SUPPLIED DATA Block Start

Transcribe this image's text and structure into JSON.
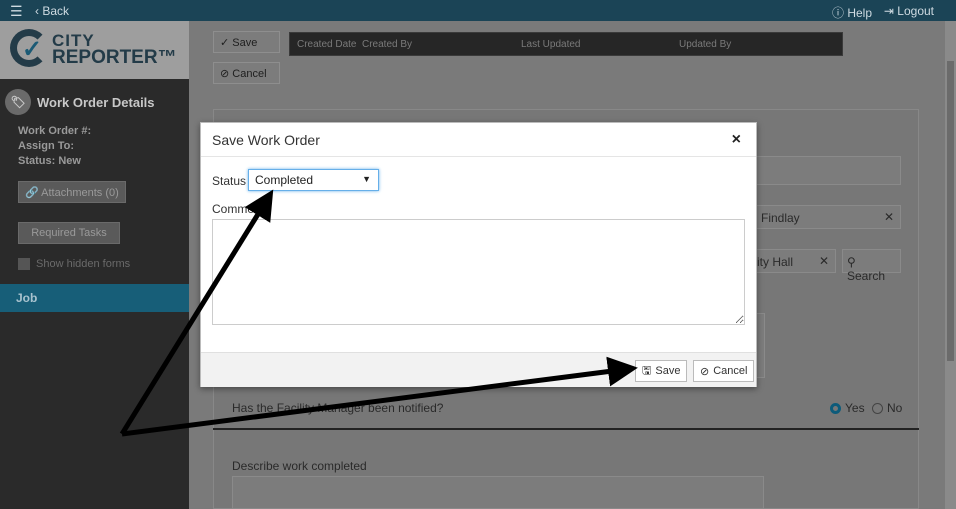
{
  "topbar": {
    "back_label": "Back",
    "help_label": "Help",
    "logout_label": "Logout"
  },
  "logo": {
    "line1": "CITY",
    "line2": "REPORTER™"
  },
  "sidebar": {
    "title": "Work Order Details",
    "work_order_label": "Work Order #:",
    "assign_label": "Assign To:",
    "status_label": "Status: New",
    "attachments_label": "Attachments (0)",
    "required_tasks_label": "Required Tasks",
    "show_hidden_label": "Show hidden forms",
    "job_label": "Job"
  },
  "toolbar": {
    "save_label": "Save",
    "cancel_label": "Cancel"
  },
  "header_table": {
    "columns": [
      "Created Date",
      "Created By",
      "Last Updated",
      "Updated By"
    ]
  },
  "background_form": {
    "location_value": "Findlay",
    "building_value": "ity Hall",
    "search_label": "Search",
    "facility_question": "Has the Facility Manager been notified?",
    "yes_label": "Yes",
    "no_label": "No",
    "yes_selected": true,
    "describe_label": "Describe work completed"
  },
  "modal": {
    "title": "Save Work Order",
    "status_label": "Status",
    "status_value": "Completed",
    "comment_label": "Comment",
    "comment_value": "",
    "save_label": "Save",
    "cancel_label": "Cancel"
  },
  "colors": {
    "topbar": "#1b4456",
    "accent": "#175e78",
    "focus": "#66afe9"
  }
}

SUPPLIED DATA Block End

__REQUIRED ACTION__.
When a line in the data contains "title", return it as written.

__OUTPUT OF THE TASK__.
    "title": "Work Order Details",
    "title": "Save Work Order",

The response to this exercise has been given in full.